n October 1, 1962, U.S. President John F. Kennedy signed Public Law 87-726, a joint resolution of the 87th Congress, designating May 15 as Peace Officers Memorial Day in honor of federal, state, and municipal peace officers who have been killed or disabled in the line of duty. Each year, the calendar week in which May 15 falls is called Police Week.
In 1994, U.S. President William J. Clinton signed Public Law 103-322, a joint resolution of the 103rd Congress, directing that the U.S. flag be flown at half-staff on all government buildings on May 15.
Flying the national colors at half-staff on National Peace Officers Memorial Day honors police officers who died in service to the community and the United States. Unfortunately, observations suggest that many local governments and business communities are unaware of the authorization to lower the national flag to half-staff on this day each year; local police executives can overcome this lack of awareness with an educational effort.
Most local communities incorporate a resolution into their municipal codes designating days that flags will be flown at half-staff. Once local governments have identified the appropriate days, businesses and others tend to follow suit. Police executives are encouraged to ensure that May 15 is observed in the local jurisdiction’s ordinances and to conduct a local campaign to inform local businesses of this observance.
Communities across the United States have built memorials to honor peace officers who have died or become disabled in the line of duty. Each year during Police Week, departments hold open houses, conduct tours of their facilities, and hold community activities to celebrate police officers and their duties. On National Peace Officers Memorial Day, most local communities hold a memorial service in remembrance of police officers who have made the supreme sacrifice for their communities.
| Public Safety Officer Medal of Valor: Call for Nominations|
On May 31, the U.S. Department of Justice (DOJ), Office of Justice Programs, Bureau of Justice Assistance will begin accepting nominations for the Public Safety Officer Medal of Valor (MOV). The MOV is the highest national award that can be bestowed on civilian public safety officers, and the president or vice president of the United States awards the MOV to those officers who have exhibited extraordinary valor above and beyond the call of duty.

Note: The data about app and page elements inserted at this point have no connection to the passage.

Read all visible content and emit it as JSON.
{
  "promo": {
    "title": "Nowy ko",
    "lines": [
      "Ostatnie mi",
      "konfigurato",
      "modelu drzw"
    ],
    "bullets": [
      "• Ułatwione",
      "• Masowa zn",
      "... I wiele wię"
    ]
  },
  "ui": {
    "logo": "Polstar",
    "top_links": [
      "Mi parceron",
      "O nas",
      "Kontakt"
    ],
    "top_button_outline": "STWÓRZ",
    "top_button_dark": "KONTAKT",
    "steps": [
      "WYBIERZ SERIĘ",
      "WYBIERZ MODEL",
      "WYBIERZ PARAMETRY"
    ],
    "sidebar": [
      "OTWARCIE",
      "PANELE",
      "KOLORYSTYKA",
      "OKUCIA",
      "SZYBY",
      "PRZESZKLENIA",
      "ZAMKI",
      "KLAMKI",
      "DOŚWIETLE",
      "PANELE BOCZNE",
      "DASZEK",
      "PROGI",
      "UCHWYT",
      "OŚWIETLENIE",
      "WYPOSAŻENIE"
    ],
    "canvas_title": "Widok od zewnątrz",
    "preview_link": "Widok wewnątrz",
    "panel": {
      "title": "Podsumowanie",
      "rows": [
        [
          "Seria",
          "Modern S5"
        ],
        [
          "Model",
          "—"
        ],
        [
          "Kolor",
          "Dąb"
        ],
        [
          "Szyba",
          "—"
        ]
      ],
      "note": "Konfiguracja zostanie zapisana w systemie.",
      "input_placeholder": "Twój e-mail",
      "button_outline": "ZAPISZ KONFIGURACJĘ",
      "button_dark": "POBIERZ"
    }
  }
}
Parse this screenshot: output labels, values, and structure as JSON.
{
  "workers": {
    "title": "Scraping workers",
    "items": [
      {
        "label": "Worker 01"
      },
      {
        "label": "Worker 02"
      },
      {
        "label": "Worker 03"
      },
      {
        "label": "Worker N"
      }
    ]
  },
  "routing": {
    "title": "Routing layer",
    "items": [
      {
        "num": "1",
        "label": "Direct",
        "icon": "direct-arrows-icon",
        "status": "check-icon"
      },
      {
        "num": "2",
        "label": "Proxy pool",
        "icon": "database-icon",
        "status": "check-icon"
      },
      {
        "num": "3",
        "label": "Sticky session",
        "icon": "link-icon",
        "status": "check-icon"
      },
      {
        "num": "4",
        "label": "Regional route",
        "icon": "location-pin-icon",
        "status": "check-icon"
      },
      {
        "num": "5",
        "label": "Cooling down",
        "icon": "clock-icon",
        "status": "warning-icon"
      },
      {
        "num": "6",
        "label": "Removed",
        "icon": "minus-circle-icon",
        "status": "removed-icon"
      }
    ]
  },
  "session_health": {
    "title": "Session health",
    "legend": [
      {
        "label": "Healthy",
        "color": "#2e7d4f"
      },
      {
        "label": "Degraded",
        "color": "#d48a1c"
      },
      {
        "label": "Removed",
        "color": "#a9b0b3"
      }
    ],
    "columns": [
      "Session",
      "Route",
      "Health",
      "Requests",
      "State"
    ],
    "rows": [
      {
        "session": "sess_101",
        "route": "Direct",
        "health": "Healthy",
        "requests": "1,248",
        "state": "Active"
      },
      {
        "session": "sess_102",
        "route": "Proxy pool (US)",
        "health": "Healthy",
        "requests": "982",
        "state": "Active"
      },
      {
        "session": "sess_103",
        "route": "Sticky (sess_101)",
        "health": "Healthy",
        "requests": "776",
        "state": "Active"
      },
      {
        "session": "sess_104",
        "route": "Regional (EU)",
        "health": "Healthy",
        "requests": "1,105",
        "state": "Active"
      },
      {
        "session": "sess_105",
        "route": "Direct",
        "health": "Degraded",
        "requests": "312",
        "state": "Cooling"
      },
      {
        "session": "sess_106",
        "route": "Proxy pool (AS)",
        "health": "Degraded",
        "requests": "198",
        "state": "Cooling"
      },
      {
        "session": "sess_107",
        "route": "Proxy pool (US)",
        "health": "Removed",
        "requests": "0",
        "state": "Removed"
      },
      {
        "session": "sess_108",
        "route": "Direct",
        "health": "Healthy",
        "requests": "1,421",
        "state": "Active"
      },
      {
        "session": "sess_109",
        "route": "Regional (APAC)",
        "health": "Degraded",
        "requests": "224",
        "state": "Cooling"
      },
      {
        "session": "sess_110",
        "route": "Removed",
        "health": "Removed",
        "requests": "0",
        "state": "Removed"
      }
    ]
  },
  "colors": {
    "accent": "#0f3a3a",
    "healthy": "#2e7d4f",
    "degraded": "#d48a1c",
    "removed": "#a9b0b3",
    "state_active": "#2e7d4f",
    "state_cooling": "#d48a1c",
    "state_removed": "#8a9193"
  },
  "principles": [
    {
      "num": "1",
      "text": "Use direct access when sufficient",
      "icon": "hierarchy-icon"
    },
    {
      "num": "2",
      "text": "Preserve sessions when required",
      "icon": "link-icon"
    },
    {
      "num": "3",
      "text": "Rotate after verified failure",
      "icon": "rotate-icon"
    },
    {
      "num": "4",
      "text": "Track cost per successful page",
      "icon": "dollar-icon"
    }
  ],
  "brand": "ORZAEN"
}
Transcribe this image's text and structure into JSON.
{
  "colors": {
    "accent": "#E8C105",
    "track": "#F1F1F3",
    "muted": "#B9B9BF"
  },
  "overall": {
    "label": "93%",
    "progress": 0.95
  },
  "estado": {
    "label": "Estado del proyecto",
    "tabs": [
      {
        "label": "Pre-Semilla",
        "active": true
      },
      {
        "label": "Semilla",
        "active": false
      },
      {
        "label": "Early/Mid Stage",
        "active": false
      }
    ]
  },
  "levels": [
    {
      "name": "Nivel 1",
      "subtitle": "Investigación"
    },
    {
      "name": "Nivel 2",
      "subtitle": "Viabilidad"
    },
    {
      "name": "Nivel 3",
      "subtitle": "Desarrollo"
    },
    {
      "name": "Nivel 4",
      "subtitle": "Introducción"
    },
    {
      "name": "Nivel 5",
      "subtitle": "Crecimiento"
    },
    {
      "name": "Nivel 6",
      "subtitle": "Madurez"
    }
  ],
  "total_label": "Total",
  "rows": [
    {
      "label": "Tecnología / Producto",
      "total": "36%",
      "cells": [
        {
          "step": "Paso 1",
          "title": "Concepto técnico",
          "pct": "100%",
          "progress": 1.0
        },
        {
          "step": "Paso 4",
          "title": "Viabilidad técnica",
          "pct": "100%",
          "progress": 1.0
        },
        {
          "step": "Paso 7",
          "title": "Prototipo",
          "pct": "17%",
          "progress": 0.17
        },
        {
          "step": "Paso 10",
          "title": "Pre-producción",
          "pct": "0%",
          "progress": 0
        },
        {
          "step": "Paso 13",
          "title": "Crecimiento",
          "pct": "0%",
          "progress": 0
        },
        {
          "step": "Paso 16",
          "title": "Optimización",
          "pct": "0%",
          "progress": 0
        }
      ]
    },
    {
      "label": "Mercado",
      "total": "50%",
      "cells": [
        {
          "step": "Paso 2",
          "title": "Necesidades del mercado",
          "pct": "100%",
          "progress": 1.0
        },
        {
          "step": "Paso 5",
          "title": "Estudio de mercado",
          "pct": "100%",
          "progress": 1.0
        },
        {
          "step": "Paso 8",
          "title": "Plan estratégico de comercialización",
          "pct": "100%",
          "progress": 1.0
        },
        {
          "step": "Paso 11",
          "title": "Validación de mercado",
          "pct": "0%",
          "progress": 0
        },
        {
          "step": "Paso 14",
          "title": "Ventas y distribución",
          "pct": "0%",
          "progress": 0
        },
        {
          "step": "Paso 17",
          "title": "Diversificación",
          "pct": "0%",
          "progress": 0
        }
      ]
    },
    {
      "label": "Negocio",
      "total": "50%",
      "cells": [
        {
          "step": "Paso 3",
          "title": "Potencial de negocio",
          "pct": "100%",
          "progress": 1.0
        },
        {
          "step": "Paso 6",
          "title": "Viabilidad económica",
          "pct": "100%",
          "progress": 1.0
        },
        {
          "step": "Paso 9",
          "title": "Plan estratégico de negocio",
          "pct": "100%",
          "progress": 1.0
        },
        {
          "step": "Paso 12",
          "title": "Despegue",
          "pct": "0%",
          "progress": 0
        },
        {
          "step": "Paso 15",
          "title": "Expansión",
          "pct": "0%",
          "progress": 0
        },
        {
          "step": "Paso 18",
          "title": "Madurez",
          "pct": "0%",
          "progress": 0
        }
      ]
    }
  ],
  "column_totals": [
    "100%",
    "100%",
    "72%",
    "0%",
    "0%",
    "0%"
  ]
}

Under the provisions of the Public Safety Officer Medal of Valor Act, a total of five individual and/or team awards are presented each year. To be considered for the 2010–2011 MOV, an officer must be nominated for actions that occurred between June 1, 2010, and May 31, 2011. Nominations must be submitted online by the agency head of the officer’s employing department and must be reviewed by the DOJ no later than 8:00 p.m. eastern time on July 31.
For information, visit http://www.medalofvalor.gov.
Public Safety Officers’ Benefits
Enacted in 1976, the Public Safety Officers’ Benefits (PSOB) Act (codified at 42 U.S.C. 3796 et seq.) provides death benefits in the form of a one-time payment to the eligible survivors of public safety officers when those deaths are the direct and proximate result of a traumatic injury sustained in the line of duty. In fiscal year 2011, the benefit amount is $318,111.64. Since October 15, 1988, the benefit has been adjusted each year on October 1 to reflect the percentage of change in the Consumer Price Index. For each death and disability claim, the award amount is determined solely by the actual date of the officer’s death or disability.
The PSOB program also provides disability benefits for public safety officers who have been permanently and totally disabled by a catastrophic personal injury sustained in the line of duty if that injury permanently prevents the officer from performing any substantial and gainful work. Medical retirement resulting from a line-of-duty disability does not automatically establish eligibility for PSOB. In addition to the PSOB program, a benefit established by the Public Safety Officers’ Educational Assistance (PSOEA) Act provides financial assistance for higher education for the spouses and children of federal, state, and local public safety officers who have been permanently disabled.
Hometown Heroes Survivors Benefits Act of 2003
Regulations governing the Hometown Heroes Survivors Benefits Act were finalized September 11, 2006, expanding the circumstances under which public safety officer deaths resulting from heart attacks and strokes may be covered by the PSOB program. This act establishes a statutory presumption that public safety officers who die from a heart attack or stroke following a nonroutine stressful or strenuous physical public safety activity or training are granted the designation of “died in the line of duty” for benefit purposes. The Hometown Heroes presumption may be overcome by “competent medical evidence to the contrary.” The act excludes actions of a “clerical, administrative, or nonmanual nature” from consideration.
PSOB Contact Information
For more information about the PSOB program or to obtain forms, contact the Benefits Office of the Bureau of Justice Assistance, 810 Seventh Street, NW, Washington, DC, 20531. The office can be reached by phone at 202-307-0635 or toll-free at 888-744-6513; by e-mail at AskPSOB@usdoj.gov; or on its website at http://www.psob.gov. ■